Task goal: Give the number of lines in the data below where the word "title" appears, and nothing besides.

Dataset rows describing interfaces
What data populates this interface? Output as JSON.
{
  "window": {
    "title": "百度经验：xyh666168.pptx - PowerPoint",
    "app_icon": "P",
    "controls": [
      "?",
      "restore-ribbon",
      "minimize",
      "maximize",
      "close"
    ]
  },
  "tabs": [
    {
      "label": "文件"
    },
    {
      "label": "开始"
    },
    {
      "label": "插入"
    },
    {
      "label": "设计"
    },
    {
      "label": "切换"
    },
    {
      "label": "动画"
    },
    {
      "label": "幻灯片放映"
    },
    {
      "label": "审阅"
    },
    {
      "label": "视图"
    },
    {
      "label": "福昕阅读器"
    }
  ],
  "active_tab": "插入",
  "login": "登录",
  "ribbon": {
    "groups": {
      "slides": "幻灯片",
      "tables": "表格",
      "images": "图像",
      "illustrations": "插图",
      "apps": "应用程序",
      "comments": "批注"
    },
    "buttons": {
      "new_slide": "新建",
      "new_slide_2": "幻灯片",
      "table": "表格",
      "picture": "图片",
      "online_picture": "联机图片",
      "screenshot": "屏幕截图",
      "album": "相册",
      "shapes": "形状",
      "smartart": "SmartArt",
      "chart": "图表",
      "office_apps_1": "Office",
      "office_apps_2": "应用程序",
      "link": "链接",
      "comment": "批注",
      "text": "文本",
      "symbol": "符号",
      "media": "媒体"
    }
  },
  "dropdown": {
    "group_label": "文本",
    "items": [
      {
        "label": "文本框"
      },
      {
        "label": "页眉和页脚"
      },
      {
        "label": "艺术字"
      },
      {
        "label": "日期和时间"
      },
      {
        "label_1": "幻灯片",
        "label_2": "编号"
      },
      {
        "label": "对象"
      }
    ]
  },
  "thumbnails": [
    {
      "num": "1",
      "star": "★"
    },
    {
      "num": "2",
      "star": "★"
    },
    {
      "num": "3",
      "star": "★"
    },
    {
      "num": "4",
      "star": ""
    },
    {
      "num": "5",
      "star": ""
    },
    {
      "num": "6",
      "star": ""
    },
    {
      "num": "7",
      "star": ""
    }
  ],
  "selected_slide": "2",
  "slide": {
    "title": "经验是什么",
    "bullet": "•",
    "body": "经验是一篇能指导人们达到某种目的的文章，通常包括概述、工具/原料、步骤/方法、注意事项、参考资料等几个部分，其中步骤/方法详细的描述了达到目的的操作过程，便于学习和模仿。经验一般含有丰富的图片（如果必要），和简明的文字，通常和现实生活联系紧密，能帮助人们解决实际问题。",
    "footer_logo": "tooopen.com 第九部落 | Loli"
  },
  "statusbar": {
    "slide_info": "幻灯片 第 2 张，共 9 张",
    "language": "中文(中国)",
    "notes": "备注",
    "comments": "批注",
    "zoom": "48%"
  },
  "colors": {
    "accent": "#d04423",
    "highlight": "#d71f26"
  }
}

Result below: 2